Be consistent. If you regularly introduce yourself using your pronouns, nonbinary and transgender individuals won’t feel singled out.
When someone tells you their pronouns, make a note of it. If you catch yourself making a mistake or if someone corrects you, apologize, restate what you were saying using the correct pronouns, and try to remember for next time. Resist the urge to get defensive — it’s a learning curve, and we all make mistakes sometimes.
If you have a question about what someone’s pronouns mean, it may be OK to ask a follow-up question, but be mindful of the setting. They may feel it’s inappropriate for you to ask in an all-hands meeting, for example, but be open to discussing it privately. There are also a wealth of resources online (like this guide from Out & Equal) that you can turn to if you want to learn more about pronouns, the gender spectrum, and other LGBTQ+ issues.
This may take some getting used to. But your efforts will not go unnoticed by employees and candidates.
“I feel very seen when people ask me for my pronouns, and even more so when people call me by my pronouns,” says the professional working in academia, noting that they have faced harassment in the workplace for requesting that people use the correct pronouns.

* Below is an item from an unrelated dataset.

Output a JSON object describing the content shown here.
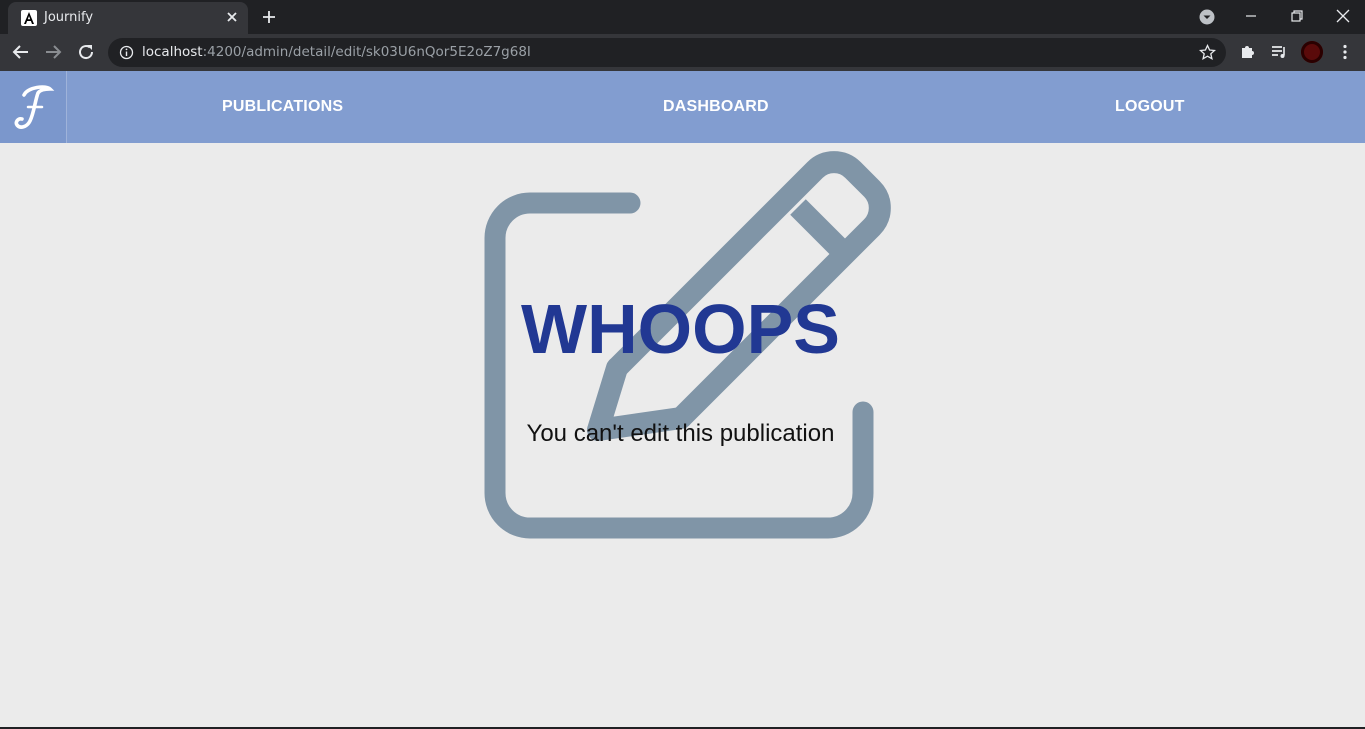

For the professional working in publishing, interviewing as their authentic self for the first time has been an empowering experience.
“I feel much more confident talking through my projects and responsibilities,” they explain. “Being identified and addressed by my preferred pronouns also signals to me as an interviewee that this is a company where I am less likely to experience discrimination for my gender presentation or, if it occurs, a company where I will have a supportive HR staff or supervising manager to advocate for me.”
This analysis considers the most common user-defined pronouns on LinkedIn, i.e., customized pronouns that members inputted themselves, rather than selecting a preset option, where available, like she/her or he/him. For the purpose of aggregating the most common pronouns, those with the same order of pronouns were counted together. For example, user-defined pronouns she/they, she/her/they/them, and she/her/they are all counted under she/they. However, since the order of pronouns may reflect a preference, pronoun sets such as she/they and they/she are counted separately. The pronouns from users who wrote the words any or any pronouns were counted collectively under any pronouns.
Authored by Samantha McLaren
Content Strategist by Day, Horror Critic by Night
June 28, 2021